## Raw data
· · · · ·

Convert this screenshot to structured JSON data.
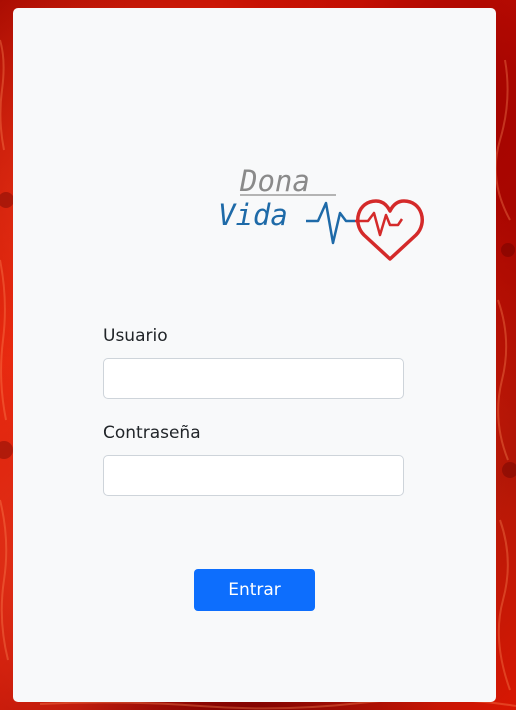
{
  "logo": {
    "line1": "Dona",
    "line2": "Vida",
    "colors": {
      "line1": "#8a8a8a",
      "line2": "#1e6aa8",
      "heart": "#d42a2a"
    }
  },
  "form": {
    "username_label": "Usuario",
    "username_value": "",
    "password_label": "Contraseña",
    "password_value": "",
    "submit_label": "Entrar"
  },
  "theme": {
    "accent": "#0d6efd",
    "card_bg": "#f8f9fa",
    "background": "#c40d00"
  }
}
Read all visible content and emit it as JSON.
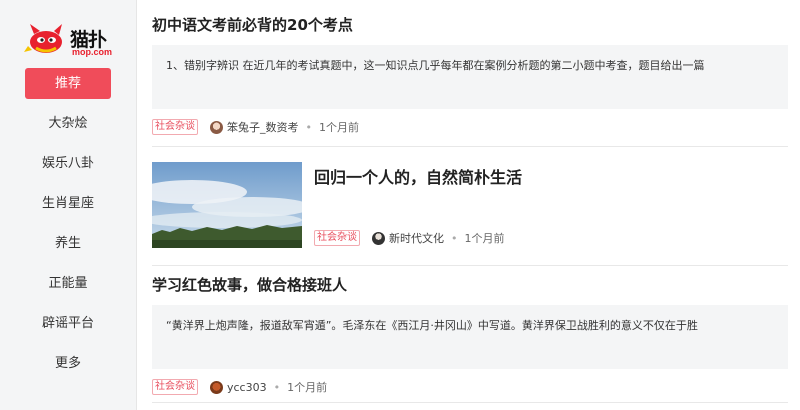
{
  "brand": {
    "logo_text": "猫扑",
    "logo_sub": "mop.com",
    "accent": "#f04c5a"
  },
  "sidebar": {
    "items": [
      {
        "label": "推荐",
        "active": true
      },
      {
        "label": "大杂烩"
      },
      {
        "label": "娱乐八卦"
      },
      {
        "label": "生肖星座"
      },
      {
        "label": "养生"
      },
      {
        "label": "正能量"
      },
      {
        "label": "辟谣平台"
      },
      {
        "label": "更多"
      }
    ]
  },
  "articles": [
    {
      "title": "初中语文考前必背的20个考点",
      "summary": "1、错别字辨识 在近几年的考试真题中，这一知识点几乎每年都在案例分析题的第二小题中考查，题目给出一篇",
      "tag": "社会杂谈",
      "author": "笨兔子_数资考",
      "dot": "•",
      "time": "1个月前"
    },
    {
      "title": "回归一个人的，自然简朴生活",
      "tag": "社会杂谈",
      "author": "新时代文化",
      "dot": "•",
      "time": "1个月前",
      "thumbnail": "sky-landscape"
    },
    {
      "title": "学习红色故事，做合格接班人",
      "summary": "“黄洋界上炮声隆，报道敌军宵遁”。毛泽东在《西江月·井冈山》中写道。黄洋界保卫战胜利的意义不仅在于胜",
      "tag": "社会杂谈",
      "author": "ycc303",
      "dot": "•",
      "time": "1个月前"
    }
  ]
}
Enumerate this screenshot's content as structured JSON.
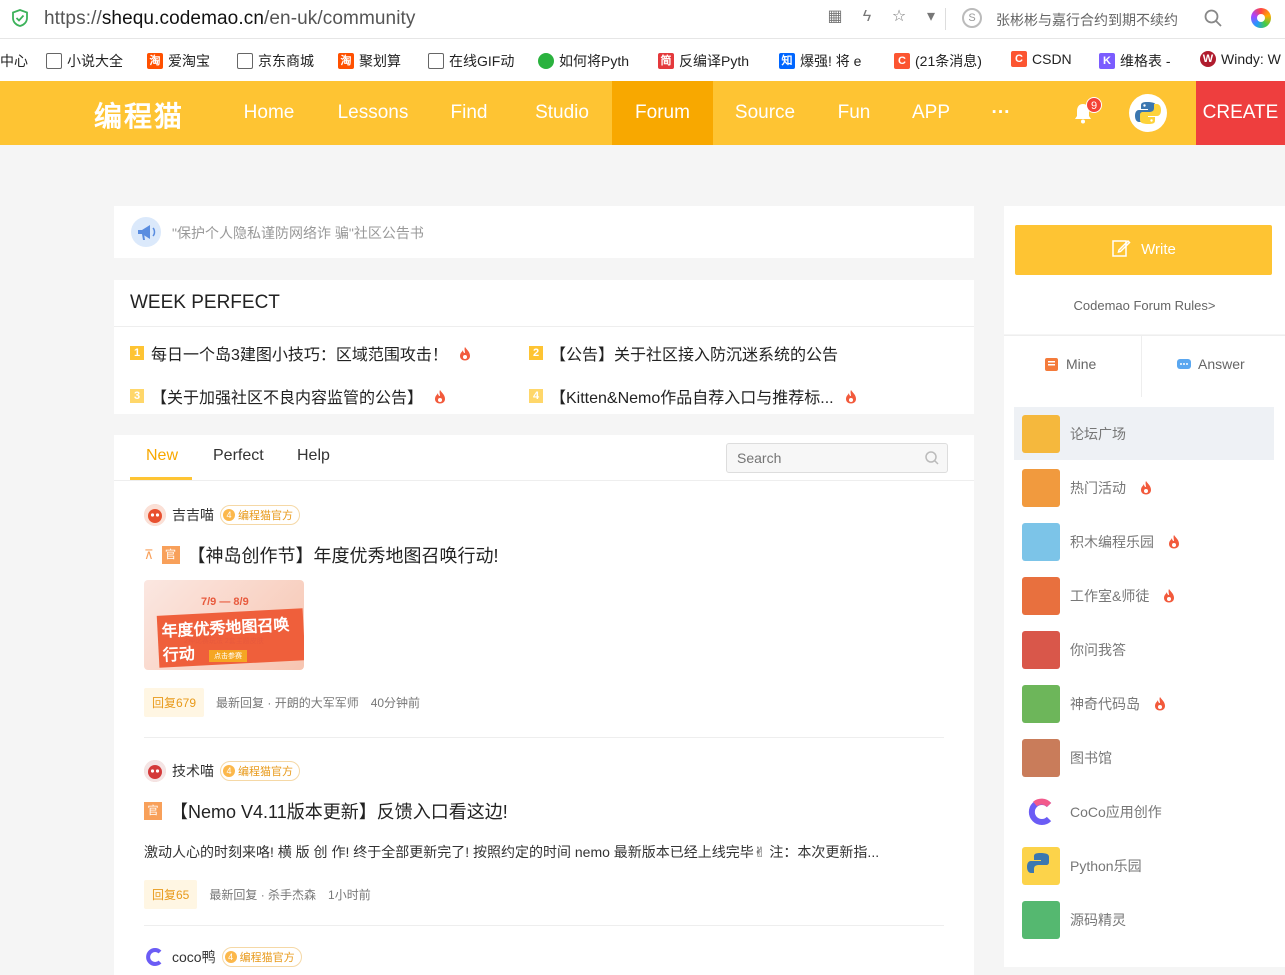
{
  "browser": {
    "url_prefix": "https://",
    "url_host": "shequ.codemao.cn",
    "url_path": "/en-uk/community",
    "search_suggestion": "张彬彬与嘉行合约到期不续约"
  },
  "bookmarks": [
    "中心",
    "小说大全",
    "爱淘宝",
    "京东商城",
    "聚划算",
    "在线GIF动",
    "如何将Pyth",
    "反编译Pyth",
    "爆强! 将 e",
    "(21条消息)",
    "CSDN",
    "维格表 -",
    "Windy: W"
  ],
  "bookmark_icon_chars": {
    "tao": "淘",
    "jian": "简",
    "zhi": "知",
    "csdn": "C",
    "wiki": "K",
    "windy": "W"
  },
  "nav": {
    "logo": "编程猫",
    "items": [
      "Home",
      "Lessons",
      "Find",
      "Studio",
      "Forum",
      "Source",
      "Fun",
      "APP",
      "···"
    ],
    "active": "Forum",
    "notifications": "9",
    "create": "CREATE"
  },
  "notice": {
    "text": "\"保护个人隐私谨防网络诈 骗\"社区公告书"
  },
  "week_perfect": {
    "title": "WEEK PERFECT",
    "items": [
      {
        "num": "1",
        "text": "每日一个岛3建图小技巧：区域范围攻击！"
      },
      {
        "num": "2",
        "text": "【公告】关于社区接入防沉迷系统的公告"
      },
      {
        "num": "3",
        "text": "【关于加强社区不良内容监管的公告】"
      },
      {
        "num": "4",
        "text": "【Kitten&Nemo作品自荐入口与推荐标..."
      }
    ]
  },
  "feed": {
    "tabs": [
      "New",
      "Perfect",
      "Help"
    ],
    "active_tab": "New",
    "search_placeholder": "Search",
    "official_tag": "编程猫官方",
    "official_level": "4",
    "guan_label": "官",
    "pin_label": "⊼",
    "posts": [
      {
        "author": "吉吉喵",
        "title": "【神岛创作节】年度优秀地图召唤行动!",
        "image_text": {
          "date": "7/9 — 8/9",
          "headline": "年度优秀地图召唤行动",
          "sub": "2种比赛玩法  2套主题皮肤",
          "button": "点击参赛"
        },
        "reply": "回复679",
        "last_reply": "最新回复 · 开朗的大军军师",
        "time": "40分钟前"
      },
      {
        "author": "技术喵",
        "title": "【Nemo V4.11版本更新】反馈入口看这边!",
        "excerpt": "激动人心的时刻来咯!    横 版 创 作!   终于全部更新完了!     按照约定的时间 nemo 最新版本已经上线完毕✌   注：本次更新指...",
        "reply": "回复65",
        "last_reply": "最新回复 · 杀手杰森",
        "time": "1小时前"
      },
      {
        "author": "coco鸭"
      }
    ]
  },
  "sidebar": {
    "write": "Write",
    "rules": "Codemao Forum Rules>",
    "mine": "Mine",
    "answer": "Answer",
    "boards": [
      {
        "label": "论坛广场",
        "hot": false,
        "color": "#f5b83d"
      },
      {
        "label": "热门活动",
        "hot": true,
        "color": "#f19a3e"
      },
      {
        "label": "积木编程乐园",
        "hot": true,
        "color": "#7cc4e8"
      },
      {
        "label": "工作室&师徒",
        "hot": true,
        "color": "#e8703e"
      },
      {
        "label": "你问我答",
        "hot": false,
        "color": "#d9574a"
      },
      {
        "label": "神奇代码岛",
        "hot": true,
        "color": "#6db65a"
      },
      {
        "label": "图书馆",
        "hot": false,
        "color": "#c97c5a"
      },
      {
        "label": "CoCo应用创作",
        "hot": false,
        "color": "#ffffff"
      },
      {
        "label": "Python乐园",
        "hot": false,
        "color": "#3f79b5"
      },
      {
        "label": "源码精灵",
        "hot": false,
        "color": "#55b870"
      }
    ]
  }
}
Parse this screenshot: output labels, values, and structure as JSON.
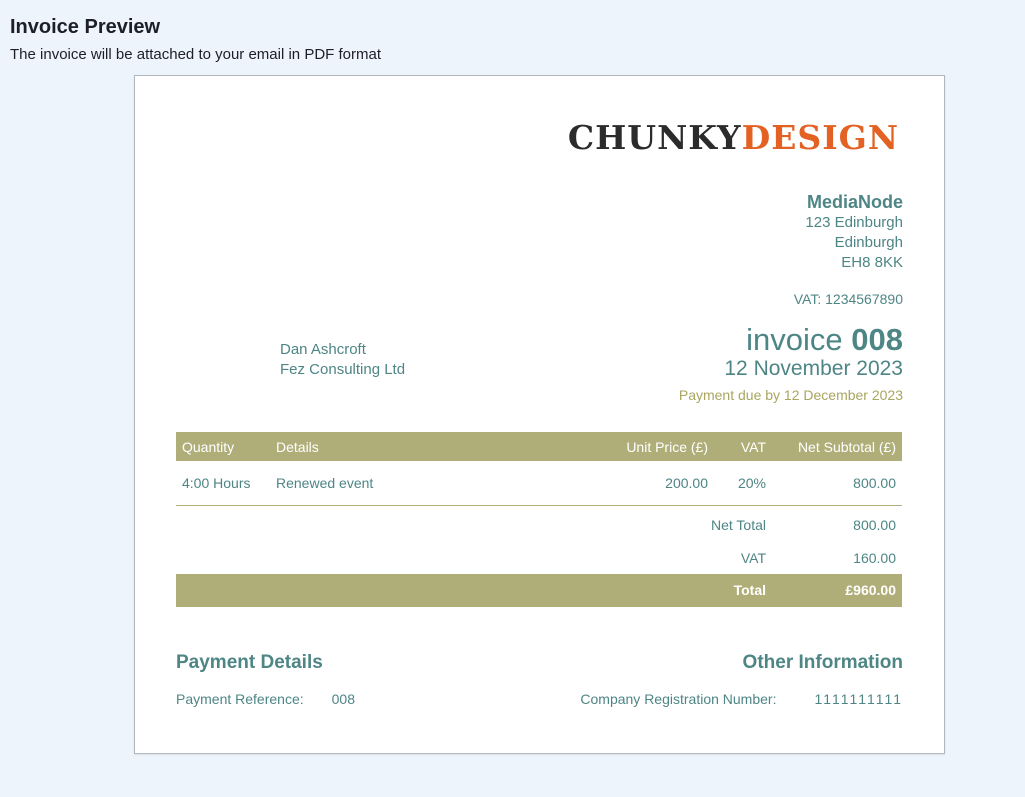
{
  "header": {
    "title": "Invoice Preview",
    "subtitle": "The invoice will be attached to your email in PDF format"
  },
  "logo": {
    "dark": "CHUNKY",
    "accent": "DESIGN"
  },
  "company": {
    "name": "MediaNode",
    "address": [
      "123 Edinburgh",
      "Edinburgh",
      "EH8 8KK"
    ],
    "vat": "VAT: 1234567890"
  },
  "client": {
    "name": "Dan Ashcroft",
    "company": "Fez Consulting Ltd"
  },
  "invoice": {
    "label": "invoice",
    "number": "008",
    "date": "12 November 2023",
    "due": "Payment due by 12 December 2023"
  },
  "table": {
    "headers": [
      "Quantity",
      "Details",
      "Unit Price (£)",
      "VAT",
      "Net Subtotal (£)"
    ],
    "rows": [
      [
        "4:00 Hours",
        "Renewed event",
        "200.00",
        "20%",
        "800.00"
      ]
    ]
  },
  "totals": {
    "net_label": "Net Total",
    "net_value": "800.00",
    "vat_label": "VAT",
    "vat_value": "160.00",
    "total_label": "Total",
    "total_value": "£960.00"
  },
  "payment": {
    "title": "Payment Details",
    "ref_label": "Payment Reference:",
    "ref_value": "008"
  },
  "other": {
    "title": "Other Information",
    "reg_label": "Company Registration Number:",
    "reg_value": "1111111111"
  },
  "colors": {
    "teal": "#4e8585",
    "olive": "#b0ae78",
    "orange": "#e26123",
    "gold": "#a9a660"
  }
}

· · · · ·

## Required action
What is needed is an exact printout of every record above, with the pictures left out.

## Result of this exercise
Convert this screenshot to structured JSON data.
{
  "logo": {
    "line1": "Dona",
    "line2": "Vida",
    "colors": {
      "line1": "#8a8a8a",
      "line2": "#1e6aa8",
      "heart": "#d42a2a"
    }
  },
  "form": {
    "username_label": "Usuario",
    "username_value": "",
    "password_label": "Contraseña",
    "password_value": "",
    "submit_label": "Entrar"
  },
  "theme": {
    "accent": "#0d6efd",
    "card_bg": "#f8f9fa",
    "background": "#c40d00"
  }
}
Read all visible content and emit it as JSON.
{
  "brand": {
    "logo_text": "猫扑",
    "logo_sub": "mop.com",
    "accent": "#f04c5a"
  },
  "sidebar": {
    "items": [
      {
        "label": "推荐",
        "active": true
      },
      {
        "label": "大杂烩"
      },
      {
        "label": "娱乐八卦"
      },
      {
        "label": "生肖星座"
      },
      {
        "label": "养生"
      },
      {
        "label": "正能量"
      },
      {
        "label": "辟谣平台"
      },
      {
        "label": "更多"
      }
    ]
  },
  "articles": [
    {
      "title": "初中语文考前必背的20个考点",
      "summary": "1、错别字辨识 在近几年的考试真题中，这一知识点几乎每年都在案例分析题的第二小题中考查，题目给出一篇",
      "tag": "社会杂谈",
      "author": "笨兔子_数资考",
      "dot": "•",
      "time": "1个月前"
    },
    {
      "title": "回归一个人的，自然简朴生活",
      "tag": "社会杂谈",
      "author": "新时代文化",
      "dot": "•",
      "time": "1个月前",
      "thumbnail": "sky-landscape"
    },
    {
      "title": "学习红色故事，做合格接班人",
      "summary": "“黄洋界上炮声隆，报道敌军宵遁”。毛泽东在《西江月·井冈山》中写道。黄洋界保卫战胜利的意义不仅在于胜",
      "tag": "社会杂谈",
      "author": "ycc303",
      "dot": "•",
      "time": "1个月前"
    }
  ]
}
Enumerate this screenshot's content as structured JSON.
{
  "browser": {
    "url_prefix": "https://",
    "url_host": "shequ.codemao.cn",
    "url_path": "/en-uk/community",
    "search_suggestion": "张彬彬与嘉行合约到期不续约"
  },
  "bookmarks": [
    "中心",
    "小说大全",
    "爱淘宝",
    "京东商城",
    "聚划算",
    "在线GIF动",
    "如何将Pyth",
    "反编译Pyth",
    "爆强! 将 e",
    "(21条消息)",
    "CSDN",
    "维格表 -",
    "Windy: W"
  ],
  "bookmark_icon_chars": {
    "tao": "淘",
    "jian": "简",
    "zhi": "知",
    "csdn": "C",
    "wiki": "K",
    "windy": "W"
  },
  "nav": {
    "logo": "编程猫",
    "items": [
      "Home",
      "Lessons",
      "Find",
      "Studio",
      "Forum",
      "Source",
      "Fun",
      "APP",
      "···"
    ],
    "active": "Forum",
    "notifications": "9",
    "create": "CREATE"
  },
  "notice": {
    "text": "\"保护个人隐私谨防网络诈 骗\"社区公告书"
  },
  "week_perfect": {
    "title": "WEEK PERFECT",
    "items": [
      {
        "num": "1",
        "text": "每日一个岛3建图小技巧：区域范围攻击！"
      },
      {
        "num": "2",
        "text": "【公告】关于社区接入防沉迷系统的公告"
      },
      {
        "num": "3",
        "text": "【关于加强社区不良内容监管的公告】"
      },
      {
        "num": "4",
        "text": "【Kitten&Nemo作品自荐入口与推荐标..."
      }
    ]
  },
  "feed": {
    "tabs": [
      "New",
      "Perfect",
      "Help"
    ],
    "active_tab": "New",
    "search_placeholder": "Search",
    "official_tag": "编程猫官方",
    "official_level": "4",
    "guan_label": "官",
    "pin_label": "⊼",
    "posts": [
      {
        "author": "吉吉喵",
        "title": "【神岛创作节】年度优秀地图召唤行动!",
        "image_text": {
          "date": "7/9 — 8/9",
          "headline": "年度优秀地图召唤行动",
          "sub": "2种比赛玩法  2套主题皮肤",
          "button": "点击参赛"
        },
        "reply": "回复679",
        "last_reply": "最新回复 · 开朗的大军军师",
        "time": "40分钟前"
      },
      {
        "author": "技术喵",
        "title": "【Nemo V4.11版本更新】反馈入口看这边!",
        "excerpt": "激动人心的时刻来咯!    横 版 创 作!   终于全部更新完了!     按照约定的时间 nemo 最新版本已经上线完毕✌   注：本次更新指...",
        "reply": "回复65",
        "last_reply": "最新回复 · 杀手杰森",
        "time": "1小时前"
      },
      {
        "author": "coco鸭"
      }
    ]
  },
  "sidebar": {
    "write": "Write",
    "rules": "Codemao Forum Rules>",
    "mine": "Mine",
    "answer": "Answer",
    "boards": [
      {
        "label": "论坛广场",
        "hot": false,
        "color": "#f5b83d"
      },
      {
        "label": "热门活动",
        "hot": true,
        "color": "#f19a3e"
      },
      {
        "label": "积木编程乐园",
        "hot": true,
        "color": "#7cc4e8"
      },
      {
        "label": "工作室&师徒",
        "hot": true,
        "color": "#e8703e"
      },
      {
        "label": "你问我答",
        "hot": false,
        "color": "#d9574a"
      },
      {
        "label": "神奇代码岛",
        "hot": true,
        "color": "#6db65a"
      },
      {
        "label": "图书馆",
        "hot": false,
        "color": "#c97c5a"
      },
      {
        "label": "CoCo应用创作",
        "hot": false,
        "color": "#ffffff"
      },
      {
        "label": "Python乐园",
        "hot": false,
        "color": "#3f79b5"
      },
      {
        "label": "源码精灵",
        "hot": false,
        "color": "#55b870"
      }
    ]
  }
}
Parse this screenshot: output labels, values, and structure as JSON.
{
  "header": {
    "title": "Invoice Preview",
    "subtitle": "The invoice will be attached to your email in PDF format"
  },
  "logo": {
    "dark": "CHUNKY",
    "accent": "DESIGN"
  },
  "company": {
    "name": "MediaNode",
    "address": [
      "123 Edinburgh",
      "Edinburgh",
      "EH8 8KK"
    ],
    "vat": "VAT: 1234567890"
  },
  "client": {
    "name": "Dan Ashcroft",
    "company": "Fez Consulting Ltd"
  },
  "invoice": {
    "label": "invoice",
    "number": "008",
    "date": "12 November 2023",
    "due": "Payment due by 12 December 2023"
  },
  "table": {
    "headers": [
      "Quantity",
      "Details",
      "Unit Price (£)",
      "VAT",
      "Net Subtotal (£)"
    ],
    "rows": [
      [
        "4:00 Hours",
        "Renewed event",
        "200.00",
        "20%",
        "800.00"
      ]
    ]
  },
  "totals": {
    "net_label": "Net Total",
    "net_value": "800.00",
    "vat_label": "VAT",
    "vat_value": "160.00",
    "total_label": "Total",
    "total_value": "£960.00"
  },
  "payment": {
    "title": "Payment Details",
    "ref_label": "Payment Reference:",
    "ref_value": "008"
  },
  "other": {
    "title": "Other Information",
    "reg_label": "Company Registration Number:",
    "reg_value": "1111111111"
  },
  "colors": {
    "teal": "#4e8585",
    "olive": "#b0ae78",
    "orange": "#e26123",
    "gold": "#a9a660"
  }
}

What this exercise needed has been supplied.